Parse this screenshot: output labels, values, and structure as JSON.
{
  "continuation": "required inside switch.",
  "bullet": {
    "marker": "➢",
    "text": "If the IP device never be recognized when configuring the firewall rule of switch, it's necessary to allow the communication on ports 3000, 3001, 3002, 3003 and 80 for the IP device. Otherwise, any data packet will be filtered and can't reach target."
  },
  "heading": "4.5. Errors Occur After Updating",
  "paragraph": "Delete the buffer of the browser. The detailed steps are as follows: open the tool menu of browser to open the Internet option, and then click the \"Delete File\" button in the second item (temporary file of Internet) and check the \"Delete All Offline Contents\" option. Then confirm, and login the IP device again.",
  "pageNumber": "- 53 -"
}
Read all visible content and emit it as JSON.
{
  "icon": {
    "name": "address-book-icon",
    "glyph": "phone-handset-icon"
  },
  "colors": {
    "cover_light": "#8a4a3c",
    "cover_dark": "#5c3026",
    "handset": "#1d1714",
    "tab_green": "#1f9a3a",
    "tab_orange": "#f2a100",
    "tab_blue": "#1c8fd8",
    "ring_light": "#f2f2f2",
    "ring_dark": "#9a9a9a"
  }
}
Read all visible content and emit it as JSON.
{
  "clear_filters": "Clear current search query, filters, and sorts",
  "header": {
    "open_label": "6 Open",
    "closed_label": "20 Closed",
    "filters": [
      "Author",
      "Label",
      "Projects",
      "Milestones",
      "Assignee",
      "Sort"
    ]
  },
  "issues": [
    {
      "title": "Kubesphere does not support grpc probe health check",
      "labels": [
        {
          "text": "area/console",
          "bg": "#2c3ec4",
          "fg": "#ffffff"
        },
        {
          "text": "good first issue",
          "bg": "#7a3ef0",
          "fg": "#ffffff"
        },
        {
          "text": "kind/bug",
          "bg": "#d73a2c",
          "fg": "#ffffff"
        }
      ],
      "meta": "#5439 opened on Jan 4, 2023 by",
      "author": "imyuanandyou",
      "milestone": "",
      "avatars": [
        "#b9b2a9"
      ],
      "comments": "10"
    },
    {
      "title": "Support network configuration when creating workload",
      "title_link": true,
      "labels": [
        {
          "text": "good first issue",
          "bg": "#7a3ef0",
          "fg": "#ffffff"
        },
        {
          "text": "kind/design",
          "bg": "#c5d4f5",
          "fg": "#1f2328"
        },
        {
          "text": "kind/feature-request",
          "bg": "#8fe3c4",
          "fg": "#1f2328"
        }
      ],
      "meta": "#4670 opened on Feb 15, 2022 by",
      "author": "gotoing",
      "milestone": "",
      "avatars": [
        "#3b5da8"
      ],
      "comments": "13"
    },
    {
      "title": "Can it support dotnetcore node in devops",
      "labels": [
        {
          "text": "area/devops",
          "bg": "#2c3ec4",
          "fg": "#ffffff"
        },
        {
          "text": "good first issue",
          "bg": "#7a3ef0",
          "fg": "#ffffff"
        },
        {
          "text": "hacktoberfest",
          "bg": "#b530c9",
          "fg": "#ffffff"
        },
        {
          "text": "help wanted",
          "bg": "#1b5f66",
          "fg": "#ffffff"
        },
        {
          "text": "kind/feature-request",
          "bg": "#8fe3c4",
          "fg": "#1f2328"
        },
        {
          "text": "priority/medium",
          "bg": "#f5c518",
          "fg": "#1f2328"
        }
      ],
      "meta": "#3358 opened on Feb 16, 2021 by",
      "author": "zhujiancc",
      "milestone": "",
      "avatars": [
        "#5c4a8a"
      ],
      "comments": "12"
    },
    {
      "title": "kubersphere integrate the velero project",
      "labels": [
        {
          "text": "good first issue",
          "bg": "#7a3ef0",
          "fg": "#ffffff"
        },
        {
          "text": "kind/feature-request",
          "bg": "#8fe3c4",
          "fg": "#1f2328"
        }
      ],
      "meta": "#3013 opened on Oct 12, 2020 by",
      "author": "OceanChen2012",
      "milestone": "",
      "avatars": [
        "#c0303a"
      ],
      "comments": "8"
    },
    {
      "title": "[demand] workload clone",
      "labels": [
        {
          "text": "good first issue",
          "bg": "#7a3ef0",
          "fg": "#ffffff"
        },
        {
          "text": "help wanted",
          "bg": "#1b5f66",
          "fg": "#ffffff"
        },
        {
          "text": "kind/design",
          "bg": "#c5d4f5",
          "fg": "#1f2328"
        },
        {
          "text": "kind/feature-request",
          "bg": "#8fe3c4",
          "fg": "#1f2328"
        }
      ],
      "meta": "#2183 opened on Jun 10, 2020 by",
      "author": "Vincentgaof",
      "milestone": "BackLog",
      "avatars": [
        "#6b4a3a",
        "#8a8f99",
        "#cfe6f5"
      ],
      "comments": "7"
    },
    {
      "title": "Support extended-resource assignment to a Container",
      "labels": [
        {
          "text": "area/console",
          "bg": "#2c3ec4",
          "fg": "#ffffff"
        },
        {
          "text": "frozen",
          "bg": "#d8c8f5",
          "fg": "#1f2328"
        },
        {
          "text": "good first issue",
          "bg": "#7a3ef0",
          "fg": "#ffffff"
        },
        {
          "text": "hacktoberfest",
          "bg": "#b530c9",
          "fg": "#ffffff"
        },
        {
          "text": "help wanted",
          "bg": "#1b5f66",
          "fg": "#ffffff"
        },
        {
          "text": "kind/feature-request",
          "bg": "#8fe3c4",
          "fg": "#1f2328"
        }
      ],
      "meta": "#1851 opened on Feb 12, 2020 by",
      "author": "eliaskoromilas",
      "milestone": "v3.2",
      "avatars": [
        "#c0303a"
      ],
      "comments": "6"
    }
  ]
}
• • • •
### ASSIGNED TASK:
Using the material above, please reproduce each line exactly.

### SOLUTION TO THE EXERCISE:
Parse this screenshot: output labels, values, and structure as JSON.
{
  "continuation": "required inside switch.",
  "bullet": {
    "marker": "➢",
    "text": "If the IP device never be recognized when configuring the firewall rule of switch, it's necessary to allow the communication on ports 3000, 3001, 3002, 3003 and 80 for the IP device. Otherwise, any data packet will be filtered and can't reach target."
  },
  "heading": "4.5. Errors Occur After Updating",
  "paragraph": "Delete the buffer of the browser. The detailed steps are as follows: open the tool menu of browser to open the Internet option, and then click the \"Delete File\" button in the second item (temporary file of Internet) and check the \"Delete All Offline Contents\" option. Then confirm, and login the IP device again.",
  "pageNumber": "- 53 -"
}
Read all visible content and emit it as JSON.
{
  "icon": {
    "name": "address-book-icon",
    "glyph": "phone-handset-icon"
  },
  "colors": {
    "cover_light": "#8a4a3c",
    "cover_dark": "#5c3026",
    "handset": "#1d1714",
    "tab_green": "#1f9a3a",
    "tab_orange": "#f2a100",
    "tab_blue": "#1c8fd8",
    "ring_light": "#f2f2f2",
    "ring_dark": "#9a9a9a"
  }
}
Read all visible content and emit it as JSON.
{
  "clear_filters": "Clear current search query, filters, and sorts",
  "header": {
    "open_label": "6 Open",
    "closed_label": "20 Closed",
    "filters": [
      "Author",
      "Label",
      "Projects",
      "Milestones",
      "Assignee",
      "Sort"
    ]
  },
  "issues": [
    {
      "title": "Kubesphere does not support grpc probe health check",
      "labels": [
        {
          "text": "area/console",
          "bg": "#2c3ec4",
          "fg": "#ffffff"
        },
        {
          "text": "good first issue",
          "bg": "#7a3ef0",
          "fg": "#ffffff"
        },
        {
          "text": "kind/bug",
          "bg": "#d73a2c",
          "fg": "#ffffff"
        }
      ],
      "meta": "#5439 opened on Jan 4, 2023 by",
      "author": "imyuanandyou",
      "milestone": "",
      "avatars": [
        "#b9b2a9"
      ],
      "comments": "10"
    },
    {
      "title": "Support network configuration when creating workload",
      "title_link": true,
      "labels": [
        {
          "text": "good first issue",
          "bg": "#7a3ef0",
          "fg": "#ffffff"
        },
        {
          "text": "kind/design",
          "bg": "#c5d4f5",
          "fg": "#1f2328"
        },
        {
          "text": "kind/feature-request",
          "bg": "#8fe3c4",
          "fg": "#1f2328"
        }
      ],
      "meta": "#4670 opened on Feb 15, 2022 by",
      "author": "gotoing",
      "milestone": "",
      "avatars": [
        "#3b5da8"
      ],
      "comments": "13"
    },
    {
      "title": "Can it support dotnetcore node in devops",
      "labels": [
        {
          "text": "area/devops",
          "bg": "#2c3ec4",
          "fg": "#ffffff"
        },
        {
          "text": "good first issue",
          "bg": "#7a3ef0",
          "fg": "#ffffff"
        },
        {
          "text": "hacktoberfest",
          "bg": "#b530c9",
          "fg": "#ffffff"
        },
        {
          "text": "help wanted",
          "bg": "#1b5f66",
          "fg": "#ffffff"
        },
        {
          "text": "kind/feature-request",
          "bg": "#8fe3c4",
          "fg": "#1f2328"
        },
        {
          "text": "priority/medium",
          "bg": "#f5c518",
          "fg": "#1f2328"
        }
      ],
      "meta": "#3358 opened on Feb 16, 2021 by",
      "author": "zhujiancc",
      "milestone": "",
      "avatars": [
        "#5c4a8a"
      ],
      "comments": "12"
    },
    {
      "title": "kubersphere integrate the velero project",
      "labels": [
        {
          "text": "good first issue",
          "bg": "#7a3ef0",
          "fg": "#ffffff"
        },
        {
          "text": "kind/feature-request",
          "bg": "#8fe3c4",
          "fg": "#1f2328"
        }
      ],
      "meta": "#3013 opened on Oct 12, 2020 by",
      "author": "OceanChen2012",
      "milestone": "",
      "avatars": [
        "#c0303a"
      ],
      "comments": "8"
    },
    {
      "title": "[demand] workload clone",
      "labels": [
        {
          "text": "good first issue",
          "bg": "#7a3ef0",
          "fg": "#ffffff"
        },
        {
          "text": "help wanted",
          "bg": "#1b5f66",
          "fg": "#ffffff"
        },
        {
          "text": "kind/design",
          "bg": "#c5d4f5",
          "fg": "#1f2328"
        },
        {
          "text": "kind/feature-request",
          "bg": "#8fe3c4",
          "fg": "#1f2328"
        }
      ],
      "meta": "#2183 opened on Jun 10, 2020 by",
      "author": "Vincentgaof",
      "milestone": "BackLog",
      "avatars": [
        "#6b4a3a",
        "#8a8f99",
        "#cfe6f5"
      ],
      "comments": "7"
    },
    {
      "title": "Support extended-resource assignment to a Container",
      "labels": [
        {
          "text": "area/console",
          "bg": "#2c3ec4",
          "fg": "#ffffff"
        },
        {
          "text": "frozen",
          "bg": "#d8c8f5",
          "fg": "#1f2328"
        },
        {
          "text": "good first issue",
          "bg": "#7a3ef0",
          "fg": "#ffffff"
        },
        {
          "text": "hacktoberfest",
          "bg": "#b530c9",
          "fg": "#ffffff"
        },
        {
          "text": "help wanted",
          "bg": "#1b5f66",
          "fg": "#ffffff"
        },
        {
          "text": "kind/feature-request",
          "bg": "#8fe3c4",
          "fg": "#1f2328"
        }
      ],
      "meta": "#1851 opened on Feb 12, 2020 by",
      "author": "eliaskoromilas",
      "milestone": "v3.2",
      "avatars": [
        "#c0303a"
      ],
      "comments": "6"
    }
  ]
}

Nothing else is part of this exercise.